> **Excerpts from a dataset**
---------------

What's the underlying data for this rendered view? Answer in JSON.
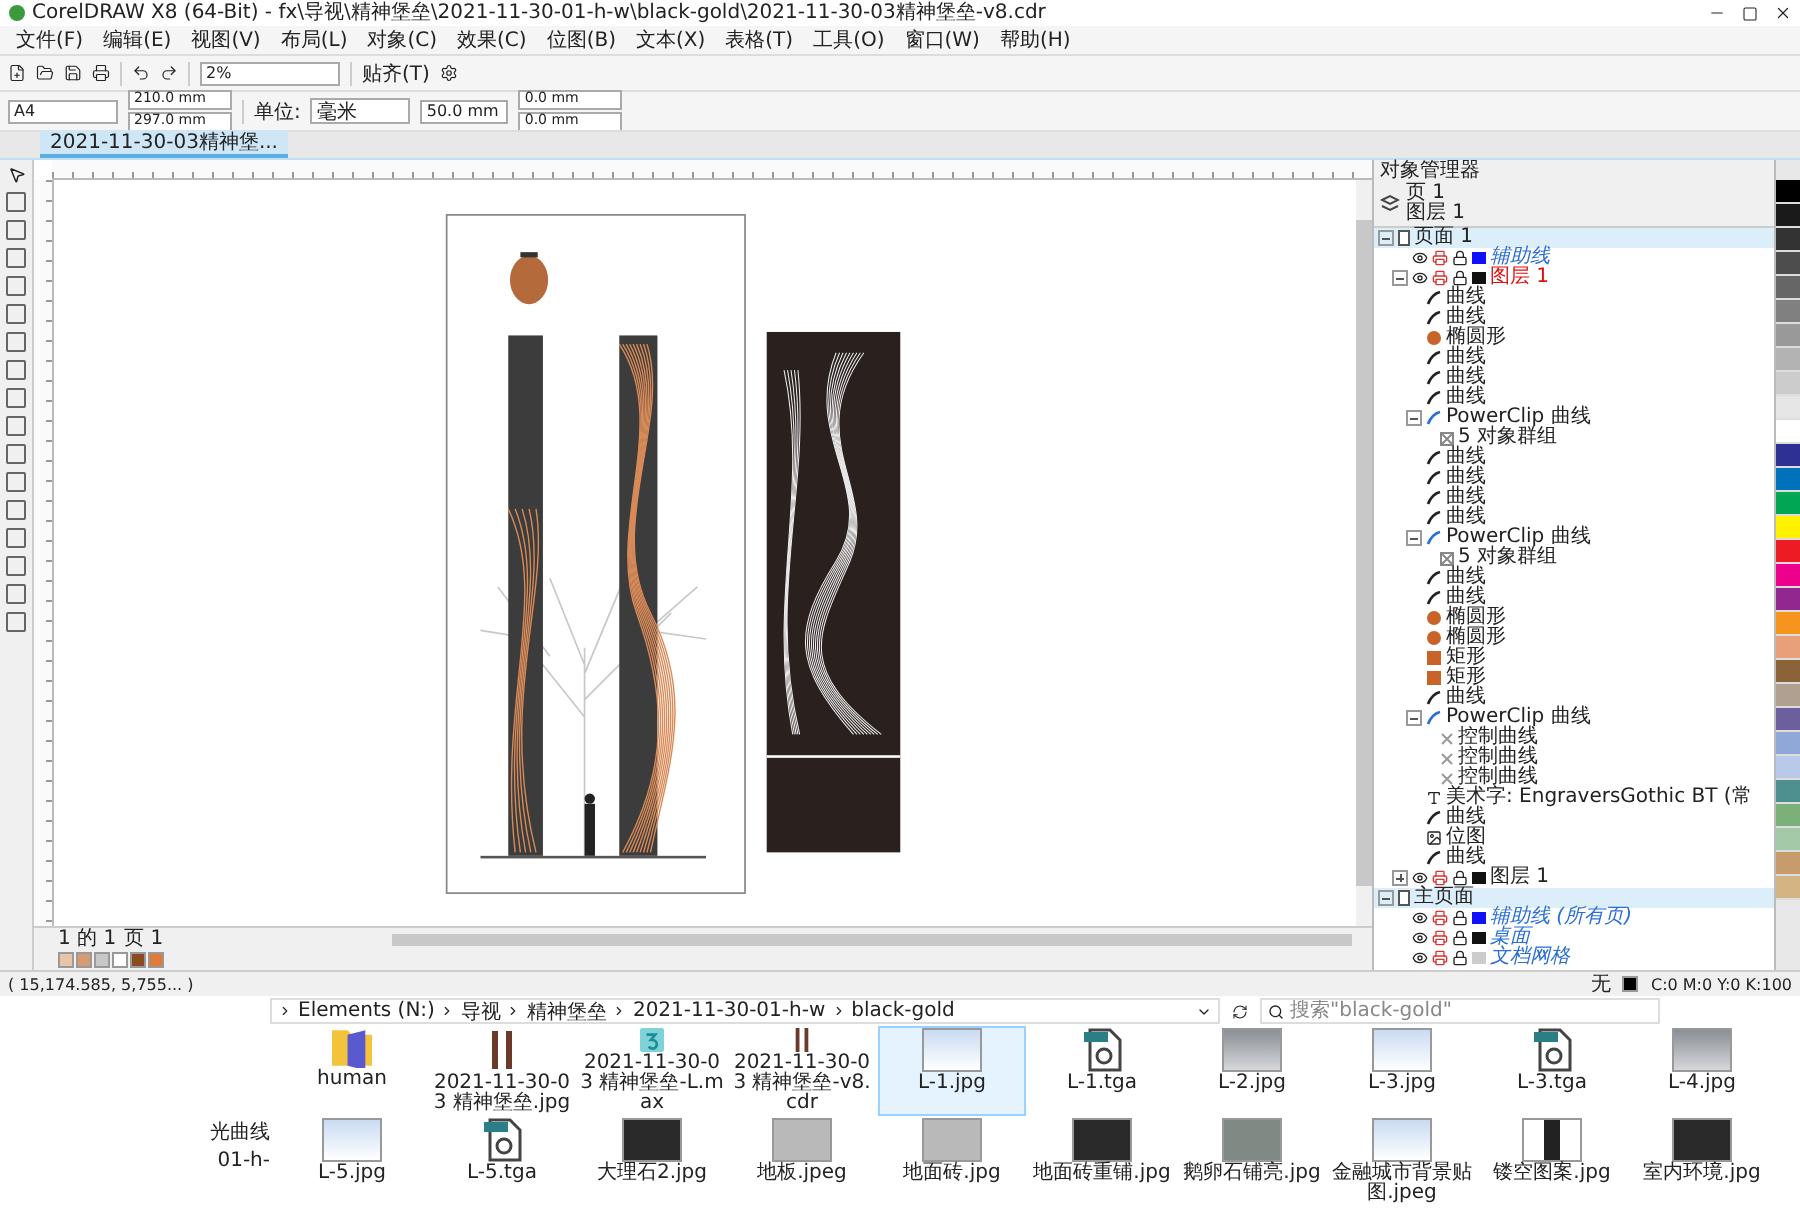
{
  "window": {
    "title": "CorelDRAW X8 (64-Bit) - fx\\导视\\精神堡垒\\2021-11-30-01-h-w\\black-gold\\2021-11-30-03精神堡垒-v8.cdr"
  },
  "menu": [
    "文件(F)",
    "编辑(E)",
    "视图(V)",
    "布局(L)",
    "对象(C)",
    "效果(C)",
    "位图(B)",
    "文本(X)",
    "表格(T)",
    "工具(O)",
    "窗口(W)",
    "帮助(H)"
  ],
  "toolbar": {
    "zoom": "2%",
    "snap": "贴齐(T)"
  },
  "property_bar": {
    "page_size": "A4",
    "width": "210.0 mm",
    "height": "297.0 mm",
    "units_label": "单位:",
    "units": "毫米",
    "nudge": "50.0 mm",
    "dup_x": "0.0 mm",
    "dup_y": "0.0 mm"
  },
  "document_tabs": [
    {
      "label": "2021-11-30-03精神堡...",
      "selected": true
    }
  ],
  "page_nav": {
    "position": "1 的 1",
    "page_tab": "页 1"
  },
  "object_manager": {
    "title": "对象管理器",
    "page_label": "页 1",
    "layer_label": "图层 1",
    "tree": [
      {
        "label": "页面 1",
        "kind": "page",
        "expanded": true,
        "children": [
          {
            "label": "辅助线",
            "kind": "guide-layer",
            "color": "#1010ff"
          },
          {
            "label": "图层 1",
            "kind": "layer",
            "active": true,
            "color": "#111111",
            "expanded": true,
            "children": [
              {
                "label": "曲线",
                "kind": "curve"
              },
              {
                "label": "曲线",
                "kind": "curve"
              },
              {
                "label": "椭圆形",
                "kind": "ellipse"
              },
              {
                "label": "曲线",
                "kind": "curve"
              },
              {
                "label": "曲线",
                "kind": "curve"
              },
              {
                "label": "曲线",
                "kind": "curve"
              },
              {
                "label": "PowerClip 曲线",
                "kind": "powerclip",
                "expanded": true,
                "children": [
                  {
                    "label": "5 对象群组",
                    "kind": "group"
                  }
                ]
              },
              {
                "label": "曲线",
                "kind": "curve"
              },
              {
                "label": "曲线",
                "kind": "curve"
              },
              {
                "label": "曲线",
                "kind": "curve"
              },
              {
                "label": "曲线",
                "kind": "curve"
              },
              {
                "label": "PowerClip 曲线",
                "kind": "powerclip",
                "expanded": true,
                "children": [
                  {
                    "label": "5 对象群组",
                    "kind": "group"
                  }
                ]
              },
              {
                "label": "曲线",
                "kind": "curve"
              },
              {
                "label": "曲线",
                "kind": "curve"
              },
              {
                "label": "椭圆形",
                "kind": "ellipse"
              },
              {
                "label": "椭圆形",
                "kind": "ellipse"
              },
              {
                "label": "矩形",
                "kind": "rectangle"
              },
              {
                "label": "矩形",
                "kind": "rectangle"
              },
              {
                "label": "曲线",
                "kind": "curve"
              },
              {
                "label": "PowerClip 曲线",
                "kind": "powerclip",
                "expanded": true,
                "children": [
                  {
                    "label": "控制曲线",
                    "kind": "control"
                  },
                  {
                    "label": "控制曲线",
                    "kind": "control"
                  },
                  {
                    "label": "控制曲线",
                    "kind": "control"
                  }
                ]
              },
              {
                "label": "美术字: EngraversGothic BT (常",
                "kind": "text"
              },
              {
                "label": "曲线",
                "kind": "curve"
              },
              {
                "label": "位图",
                "kind": "bitmap"
              },
              {
                "label": "曲线",
                "kind": "curve"
              }
            ]
          },
          {
            "label": "图层 1",
            "kind": "layer",
            "active": false,
            "color": "#111111",
            "expanded": false
          }
        ]
      },
      {
        "label": "主页面",
        "kind": "page",
        "expanded": true,
        "children": [
          {
            "label": "辅助线 (所有页)",
            "kind": "guide-layer",
            "color": "#1010ff"
          },
          {
            "label": "桌面",
            "kind": "guide-layer",
            "color": "#111111"
          },
          {
            "label": "文档网格",
            "kind": "guide-layer",
            "color": "#cccccc"
          }
        ]
      }
    ]
  },
  "palette": [
    {
      "color": "#000000"
    },
    {
      "color": "#1a1a1a"
    },
    {
      "color": "#333333"
    },
    {
      "color": "#4d4d4d"
    },
    {
      "color": "#666666"
    },
    {
      "color": "#808080"
    },
    {
      "color": "#999999"
    },
    {
      "color": "#b3b3b3"
    },
    {
      "color": "#cccccc"
    },
    {
      "color": "#e6e6e6"
    },
    {
      "color": "#ffffff"
    },
    {
      "color": "#2e3192"
    },
    {
      "color": "#0072bc"
    },
    {
      "color": "#00a651"
    },
    {
      "color": "#fff200"
    },
    {
      "color": "#ed1c24"
    },
    {
      "color": "#ec008c"
    },
    {
      "color": "#92278f"
    },
    {
      "color": "#f7941d"
    },
    {
      "color": "#e8a07a"
    },
    {
      "color": "#8c6239"
    },
    {
      "color": "#b0a090"
    },
    {
      "color": "#6d5e9e"
    },
    {
      "color": "#8fa8d8"
    },
    {
      "color": "#b9c9e9"
    },
    {
      "color": "#4e8f8f"
    },
    {
      "color": "#7bb07b"
    },
    {
      "color": "#a3c9a8"
    },
    {
      "color": "#c69c6d"
    },
    {
      "color": "#d4b483"
    }
  ],
  "document_palette": [
    {
      "color": "#e8c4a8"
    },
    {
      "color": "#d89a70"
    },
    {
      "color": "#c8c8c8"
    },
    {
      "color": "#ffffff"
    },
    {
      "color": "#8c4a20"
    },
    {
      "color": "#e07b39"
    }
  ],
  "status_bar": {
    "coords": "( 15,174.585, 5,755... )",
    "fill": "无",
    "outline_color": "C:0 M:0 Y:0 K:100"
  },
  "explorer": {
    "path": [
      "Elements (N:)",
      "导视",
      "精神堡垒",
      "2021-11-30-01-h-w",
      "black-gold"
    ],
    "search": {
      "placeholder": "搜索\"black-gold\""
    },
    "nav": [
      "光曲线",
      "01-h-"
    ],
    "files": [
      {
        "name": "human",
        "kind": "folder",
        "selected": false
      },
      {
        "name": "2021-11-30-03 精神堡垒.jpg",
        "kind": "pillars",
        "selected": false
      },
      {
        "name": "2021-11-30-03 精神堡垒-L.max",
        "kind": "max",
        "selected": false
      },
      {
        "name": "2021-11-30-03 精神堡垒-v8.cdr",
        "kind": "pillars",
        "selected": false
      },
      {
        "name": "L-1.jpg",
        "kind": "sky",
        "selected": true
      },
      {
        "name": "L-1.tga",
        "kind": "tga",
        "selected": false
      },
      {
        "name": "L-2.jpg",
        "kind": "grey",
        "selected": false
      },
      {
        "name": "L-3.jpg",
        "kind": "sky",
        "selected": false
      },
      {
        "name": "L-3.tga",
        "kind": "tga",
        "selected": false
      },
      {
        "name": "L-4.jpg",
        "kind": "grey",
        "selected": false
      },
      {
        "name": "L-5.jpg",
        "kind": "sky",
        "selected": false
      },
      {
        "name": "L-5.tga",
        "kind": "tga",
        "selected": false
      },
      {
        "name": "大理石2.jpg",
        "kind": "dark",
        "selected": false
      },
      {
        "name": "地板.jpeg",
        "kind": "stone",
        "selected": false
      },
      {
        "name": "地面砖.jpg",
        "kind": "stone",
        "selected": false
      },
      {
        "name": "地面砖重铺.jpg",
        "kind": "dark",
        "selected": false
      },
      {
        "name": "鹅卵石铺亮.jpg",
        "kind": "pebble",
        "selected": false
      },
      {
        "name": "金融城市背景贴图.jpeg",
        "kind": "sky",
        "selected": false
      },
      {
        "name": "镂空图案.jpg",
        "kind": "pattern",
        "selected": false
      },
      {
        "name": "室内环境.jpg",
        "kind": "dark",
        "selected": false
      }
    ]
  }
}
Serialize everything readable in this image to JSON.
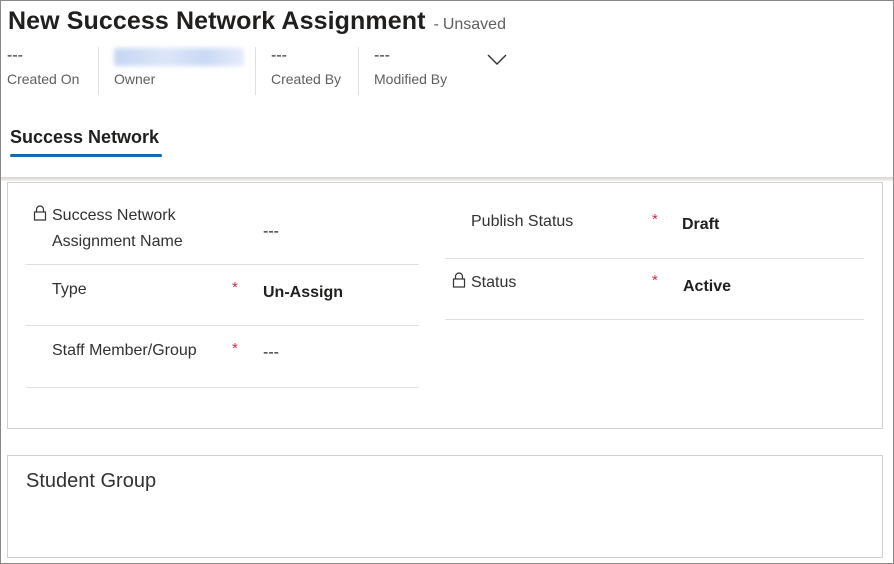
{
  "header": {
    "title": "New Success Network Assignment",
    "separator": "-",
    "save_state": "Unsaved",
    "meta": [
      {
        "value": "---",
        "label": "Created On"
      },
      {
        "value": "",
        "label": "Owner"
      },
      {
        "value": "---",
        "label": "Created By"
      },
      {
        "value": "---",
        "label": "Modified By"
      }
    ]
  },
  "tabs": [
    {
      "label": "Success Network",
      "selected": true
    }
  ],
  "form": {
    "left": [
      {
        "label_line1": "Success Network",
        "label_line2": "Assignment Name",
        "value": "---",
        "locked": true,
        "required": false
      },
      {
        "label": "Type",
        "value": "Un-Assign",
        "required": true,
        "required_mark": "*"
      },
      {
        "label": "Staff Member/Group",
        "value": "---",
        "required": true,
        "required_mark": "*"
      }
    ],
    "right": [
      {
        "label": "Publish Status",
        "value": "Draft",
        "required": true,
        "required_mark": "*"
      },
      {
        "label": "Status",
        "value": "Active",
        "locked": true,
        "required": true,
        "required_mark": "*"
      }
    ]
  },
  "sections": {
    "student_group": "Student Group"
  },
  "colors": {
    "accent": "#0f6cbd",
    "required": "#c4314b",
    "text": "#323130",
    "muted": "#605e5c"
  }
}
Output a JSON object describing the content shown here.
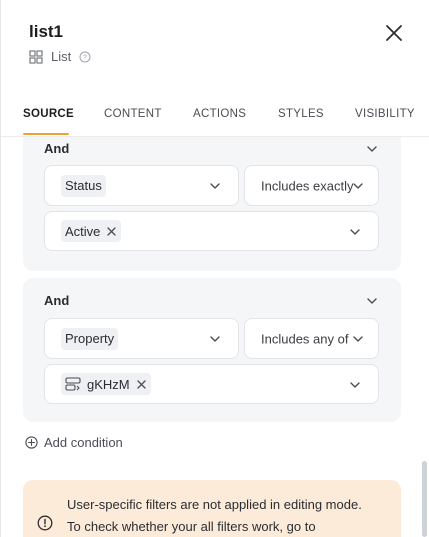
{
  "header": {
    "title": "list1",
    "component_type": "List",
    "help_icon": "question-circle-icon"
  },
  "tabs": [
    {
      "label": "SOURCE",
      "active": true
    },
    {
      "label": "CONTENT",
      "active": false
    },
    {
      "label": "ACTIONS",
      "active": false
    },
    {
      "label": "STYLES",
      "active": false
    },
    {
      "label": "VISIBILITY",
      "active": false
    }
  ],
  "filters": {
    "group1": {
      "label": "And",
      "field": "Status",
      "operator": "Includes exactly",
      "values": [
        "Active"
      ]
    },
    "group2": {
      "label": "And",
      "field": "Property",
      "operator": "Includes any of",
      "values": [
        "gKHzM"
      ]
    },
    "add_condition_label": "Add condition"
  },
  "notice": {
    "line1": "User-specific filters are not applied in editing mode.",
    "line2": "To check whether your all filters work, go to"
  },
  "colors": {
    "accent": "#e8a33a",
    "notice_bg": "#fcebd9",
    "group_bg": "#f5f6f7"
  }
}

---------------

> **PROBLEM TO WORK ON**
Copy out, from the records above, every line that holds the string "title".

> **OUTPUT OF THE TASK**
    "title": "CorelDRAW X8 (64-Bit) - fx\\导视\\精神堡垒\\2021-11-30-01-h-w\\black-gold\\2021-11-30-03精神堡垒-v8.cdr"
    "title": "对象管理器",
    "title": "New Success Network Assignment",
    "title": "list1",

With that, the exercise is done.